Culture, Food and Traditions in Bangladesh
Bangladesh consists of 2.1% of the world’s population, amounting up to 164.8 million people. 98% of the population are ethnic Bengalis, and other ethnic tribes make up the other 2%. Bangladesh is considered a developing economy but has experienced fast economic growth this decade — from 2010 to 2017 annual growth never dipped below 5.5%. Also, on the bright side, infant mortality is falling in Bangladesh — down from 45.67 deaths per 1000 live births in 2014 to 31.7 in 2018, ranking the country 61st in the world for infant mortality.
In Bangladesh, greetings vary depending on the individuals’ age difference. While individuals of the opposite gender rarely shake hands with each other, men of equal status shake hands in a quiet and soft manner, showing respect by placing the hand over the heart after.
Shayamoli, in a Salwar Kameez and her father in a lungi
When it comes to their traditional costumes, men traditionally wear a “Panjabi” or a lungi which is casual wear common in rural areas. Women tend to don the “Sari” while girls wear an outfit known as “Salwar Kameez”. These outfits are especially worn during on cultural and religious occasions.
Days of Celebrations:
Locals celebrate a variety of cultural and religious events. However, a few noteworthy days of celebrations are Pohela Boishakh and the National Language Movement day. Pohela Boishakh is the country’s official New Year’s Day and marks the first day of the Bengali Calendar. It is usually celebrated on 14 April. On the other hand, National Language Movement Day, celebrated on 21 February, is commemorated to remember the sacrifices that were made by the locals to protect Bengali as the national language.
Munni (far left), a World Vision beneficiary, and her family eating
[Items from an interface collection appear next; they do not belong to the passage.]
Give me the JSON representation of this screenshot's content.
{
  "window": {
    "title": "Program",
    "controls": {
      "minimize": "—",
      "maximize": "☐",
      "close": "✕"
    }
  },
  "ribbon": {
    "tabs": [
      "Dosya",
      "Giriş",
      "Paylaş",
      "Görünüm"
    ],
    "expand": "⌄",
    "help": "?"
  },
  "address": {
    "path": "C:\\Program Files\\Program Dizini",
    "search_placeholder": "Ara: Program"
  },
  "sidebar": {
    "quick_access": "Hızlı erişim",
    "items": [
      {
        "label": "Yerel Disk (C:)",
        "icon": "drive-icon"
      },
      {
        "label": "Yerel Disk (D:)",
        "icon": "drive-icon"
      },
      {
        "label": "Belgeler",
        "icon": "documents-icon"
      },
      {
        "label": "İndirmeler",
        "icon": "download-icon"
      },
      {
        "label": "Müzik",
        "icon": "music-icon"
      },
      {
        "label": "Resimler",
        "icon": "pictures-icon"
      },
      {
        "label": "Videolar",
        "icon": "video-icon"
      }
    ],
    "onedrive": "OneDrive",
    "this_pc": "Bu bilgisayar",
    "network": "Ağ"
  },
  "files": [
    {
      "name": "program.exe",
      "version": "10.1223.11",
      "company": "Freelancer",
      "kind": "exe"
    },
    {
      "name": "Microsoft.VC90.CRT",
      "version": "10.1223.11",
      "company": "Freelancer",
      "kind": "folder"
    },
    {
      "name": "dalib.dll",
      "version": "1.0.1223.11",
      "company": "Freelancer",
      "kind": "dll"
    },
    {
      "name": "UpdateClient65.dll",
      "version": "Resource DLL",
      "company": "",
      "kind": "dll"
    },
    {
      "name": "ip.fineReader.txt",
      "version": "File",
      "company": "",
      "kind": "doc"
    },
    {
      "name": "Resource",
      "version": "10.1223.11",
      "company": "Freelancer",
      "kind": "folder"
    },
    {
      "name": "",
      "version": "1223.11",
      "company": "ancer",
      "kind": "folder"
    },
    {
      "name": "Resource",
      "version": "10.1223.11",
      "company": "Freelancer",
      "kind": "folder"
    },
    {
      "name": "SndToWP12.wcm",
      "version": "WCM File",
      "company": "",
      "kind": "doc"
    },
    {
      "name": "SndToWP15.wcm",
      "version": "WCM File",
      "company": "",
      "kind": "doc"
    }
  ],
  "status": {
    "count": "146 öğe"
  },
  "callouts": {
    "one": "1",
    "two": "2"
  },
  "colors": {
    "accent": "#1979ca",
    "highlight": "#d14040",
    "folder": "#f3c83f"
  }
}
The country is a melting pot of traditional food, with dishes that are special to the local customs and festivals as well as seasonal dishes. For example, during their New Year celebration, locals eat Pantha bhaat (overnight fermented rice) with bhortas (a mash made with vegetables or fish that has been combined with onions, chilli and mustard oil).
However, a local staple usually simply consists of rice served with various dishes like fish, eggs, curries and lentil soup, among others. The country’s national fish is Hilsa, also known as Ilish, is also considered a must-have dish for many on special occasions.
Fast Facts about Bangladesh:
World Vision is reaching one new person with clean water every 10 seconds and reaches three more schools every day with clean water.
Learn about the culture, food and traditions of other countries we are supporting